The task calls for every line of the data to be repeated exactly.

Provided data —
=======
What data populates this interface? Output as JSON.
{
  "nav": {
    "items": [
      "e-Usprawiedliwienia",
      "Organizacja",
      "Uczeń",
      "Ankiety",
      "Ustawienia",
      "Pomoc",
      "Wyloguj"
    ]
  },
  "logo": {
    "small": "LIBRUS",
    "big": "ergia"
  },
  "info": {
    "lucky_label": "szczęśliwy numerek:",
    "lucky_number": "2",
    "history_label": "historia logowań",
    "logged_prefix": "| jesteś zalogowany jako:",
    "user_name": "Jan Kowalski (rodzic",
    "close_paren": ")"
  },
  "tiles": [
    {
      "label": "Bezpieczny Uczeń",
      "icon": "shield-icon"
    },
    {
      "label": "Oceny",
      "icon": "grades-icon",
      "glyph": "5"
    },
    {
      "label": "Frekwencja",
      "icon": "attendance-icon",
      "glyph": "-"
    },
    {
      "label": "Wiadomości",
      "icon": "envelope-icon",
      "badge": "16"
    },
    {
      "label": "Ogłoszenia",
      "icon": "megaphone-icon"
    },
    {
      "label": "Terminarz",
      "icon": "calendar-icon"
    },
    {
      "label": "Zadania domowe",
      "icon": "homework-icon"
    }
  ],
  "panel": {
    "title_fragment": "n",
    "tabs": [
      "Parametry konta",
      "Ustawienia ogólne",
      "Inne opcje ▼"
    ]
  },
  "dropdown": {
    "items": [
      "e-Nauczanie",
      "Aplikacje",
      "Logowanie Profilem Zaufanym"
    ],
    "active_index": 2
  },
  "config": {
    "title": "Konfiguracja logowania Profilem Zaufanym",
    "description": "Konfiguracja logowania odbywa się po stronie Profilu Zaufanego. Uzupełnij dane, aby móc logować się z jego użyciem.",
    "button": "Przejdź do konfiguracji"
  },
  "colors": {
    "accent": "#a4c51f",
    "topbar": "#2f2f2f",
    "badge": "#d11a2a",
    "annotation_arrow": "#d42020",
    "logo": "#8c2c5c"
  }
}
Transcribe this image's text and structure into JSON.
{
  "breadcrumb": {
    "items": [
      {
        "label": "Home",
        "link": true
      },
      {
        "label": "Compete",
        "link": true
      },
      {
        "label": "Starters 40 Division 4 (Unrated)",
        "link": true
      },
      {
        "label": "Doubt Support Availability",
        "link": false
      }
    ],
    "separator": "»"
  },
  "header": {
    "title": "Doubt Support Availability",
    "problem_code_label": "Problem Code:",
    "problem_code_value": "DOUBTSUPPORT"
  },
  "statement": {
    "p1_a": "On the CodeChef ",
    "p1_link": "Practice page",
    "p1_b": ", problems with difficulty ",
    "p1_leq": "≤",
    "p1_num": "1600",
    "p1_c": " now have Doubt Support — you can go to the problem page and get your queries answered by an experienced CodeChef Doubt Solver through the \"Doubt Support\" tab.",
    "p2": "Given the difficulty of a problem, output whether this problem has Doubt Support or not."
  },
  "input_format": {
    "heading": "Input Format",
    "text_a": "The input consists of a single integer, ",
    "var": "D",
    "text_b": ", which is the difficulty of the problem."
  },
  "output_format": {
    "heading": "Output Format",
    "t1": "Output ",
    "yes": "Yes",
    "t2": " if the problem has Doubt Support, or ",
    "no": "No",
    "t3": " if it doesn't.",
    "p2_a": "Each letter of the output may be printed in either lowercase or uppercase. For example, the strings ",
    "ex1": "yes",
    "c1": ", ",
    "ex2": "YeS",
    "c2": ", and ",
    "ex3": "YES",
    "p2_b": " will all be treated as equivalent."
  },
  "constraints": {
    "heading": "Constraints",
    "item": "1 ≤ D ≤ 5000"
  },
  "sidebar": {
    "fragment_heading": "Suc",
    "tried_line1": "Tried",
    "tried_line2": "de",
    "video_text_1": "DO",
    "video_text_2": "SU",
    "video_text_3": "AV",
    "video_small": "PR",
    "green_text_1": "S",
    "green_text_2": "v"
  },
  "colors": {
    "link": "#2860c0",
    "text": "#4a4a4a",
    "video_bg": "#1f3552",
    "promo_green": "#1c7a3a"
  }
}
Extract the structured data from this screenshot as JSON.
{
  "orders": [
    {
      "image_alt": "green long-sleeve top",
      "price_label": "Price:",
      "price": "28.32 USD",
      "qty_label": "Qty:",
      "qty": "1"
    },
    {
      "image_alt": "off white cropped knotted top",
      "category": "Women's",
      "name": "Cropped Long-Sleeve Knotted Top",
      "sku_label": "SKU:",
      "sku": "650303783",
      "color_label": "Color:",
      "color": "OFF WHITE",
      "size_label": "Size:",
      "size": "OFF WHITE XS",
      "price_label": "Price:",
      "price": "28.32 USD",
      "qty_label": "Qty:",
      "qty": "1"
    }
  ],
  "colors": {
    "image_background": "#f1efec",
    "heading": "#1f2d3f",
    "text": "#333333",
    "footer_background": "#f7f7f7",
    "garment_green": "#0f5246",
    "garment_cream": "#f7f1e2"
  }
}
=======
Solution —
What data populates this interface? Output as JSON.
{
  "nav": {
    "items": [
      "e-Usprawiedliwienia",
      "Organizacja",
      "Uczeń",
      "Ankiety",
      "Ustawienia",
      "Pomoc",
      "Wyloguj"
    ]
  },
  "logo": {
    "small": "LIBRUS",
    "big": "ergia"
  },
  "info": {
    "lucky_label": "szczęśliwy numerek:",
    "lucky_number": "2",
    "history_label": "historia logowań",
    "logged_prefix": "| jesteś zalogowany jako:",
    "user_name": "Jan Kowalski (rodzic",
    "close_paren": ")"
  },
  "tiles": [
    {
      "label": "Bezpieczny Uczeń",
      "icon": "shield-icon"
    },
    {
      "label": "Oceny",
      "icon": "grades-icon",
      "glyph": "5"
    },
    {
      "label": "Frekwencja",
      "icon": "attendance-icon",
      "glyph": "-"
    },
    {
      "label": "Wiadomości",
      "icon": "envelope-icon",
      "badge": "16"
    },
    {
      "label": "Ogłoszenia",
      "icon": "megaphone-icon"
    },
    {
      "label": "Terminarz",
      "icon": "calendar-icon"
    },
    {
      "label": "Zadania domowe",
      "icon": "homework-icon"
    }
  ],
  "panel": {
    "title_fragment": "n",
    "tabs": [
      "Parametry konta",
      "Ustawienia ogólne",
      "Inne opcje ▼"
    ]
  },
  "dropdown": {
    "items": [
      "e-Nauczanie",
      "Aplikacje",
      "Logowanie Profilem Zaufanym"
    ],
    "active_index": 2
  },
  "config": {
    "title": "Konfiguracja logowania Profilem Zaufanym",
    "description": "Konfiguracja logowania odbywa się po stronie Profilu Zaufanego. Uzupełnij dane, aby móc logować się z jego użyciem.",
    "button": "Przejdź do konfiguracji"
  },
  "colors": {
    "accent": "#a4c51f",
    "topbar": "#2f2f2f",
    "badge": "#d11a2a",
    "annotation_arrow": "#d42020",
    "logo": "#8c2c5c"
  }
}
Transcribe this image's text and structure into JSON.
{
  "breadcrumb": {
    "items": [
      {
        "label": "Home",
        "link": true
      },
      {
        "label": "Compete",
        "link": true
      },
      {
        "label": "Starters 40 Division 4 (Unrated)",
        "link": true
      },
      {
        "label": "Doubt Support Availability",
        "link": false
      }
    ],
    "separator": "»"
  },
  "header": {
    "title": "Doubt Support Availability",
    "problem_code_label": "Problem Code:",
    "problem_code_value": "DOUBTSUPPORT"
  },
  "statement": {
    "p1_a": "On the CodeChef ",
    "p1_link": "Practice page",
    "p1_b": ", problems with difficulty ",
    "p1_leq": "≤",
    "p1_num": "1600",
    "p1_c": " now have Doubt Support — you can go to the problem page and get your queries answered by an experienced CodeChef Doubt Solver through the \"Doubt Support\" tab.",
    "p2": "Given the difficulty of a problem, output whether this problem has Doubt Support or not."
  },
  "input_format": {
    "heading": "Input Format",
    "text_a": "The input consists of a single integer, ",
    "var": "D",
    "text_b": ", which is the difficulty of the problem."
  },
  "output_format": {
    "heading": "Output Format",
    "t1": "Output ",
    "yes": "Yes",
    "t2": " if the problem has Doubt Support, or ",
    "no": "No",
    "t3": " if it doesn't.",
    "p2_a": "Each letter of the output may be printed in either lowercase or uppercase. For example, the strings ",
    "ex1": "yes",
    "c1": ", ",
    "ex2": "YeS",
    "c2": ", and ",
    "ex3": "YES",
    "p2_b": " will all be treated as equivalent."
  },
  "constraints": {
    "heading": "Constraints",
    "item": "1 ≤ D ≤ 5000"
  },
  "sidebar": {
    "fragment_heading": "Suc",
    "tried_line1": "Tried",
    "tried_line2": "de",
    "video_text_1": "DO",
    "video_text_2": "SU",
    "video_text_3": "AV",
    "video_small": "PR",
    "green_text_1": "S",
    "green_text_2": "v"
  },
  "colors": {
    "link": "#2860c0",
    "text": "#4a4a4a",
    "video_bg": "#1f3552",
    "promo_green": "#1c7a3a"
  }
}
Extract the structured data from this screenshot as JSON.
{
  "orders": [
    {
      "image_alt": "green long-sleeve top",
      "price_label": "Price:",
      "price": "28.32 USD",
      "qty_label": "Qty:",
      "qty": "1"
    },
    {
      "image_alt": "off white cropped knotted top",
      "category": "Women's",
      "name": "Cropped Long-Sleeve Knotted Top",
      "sku_label": "SKU:",
      "sku": "650303783",
      "color_label": "Color:",
      "color": "OFF WHITE",
      "size_label": "Size:",
      "size": "OFF WHITE XS",
      "price_label": "Price:",
      "price": "28.32 USD",
      "qty_label": "Qty:",
      "qty": "1"
    }
  ],
  "colors": {
    "image_background": "#f1efec",
    "heading": "#1f2d3f",
    "text": "#333333",
    "footer_background": "#f7f7f7",
    "garment_green": "#0f5246",
    "garment_cream": "#f7f1e2"
  }
}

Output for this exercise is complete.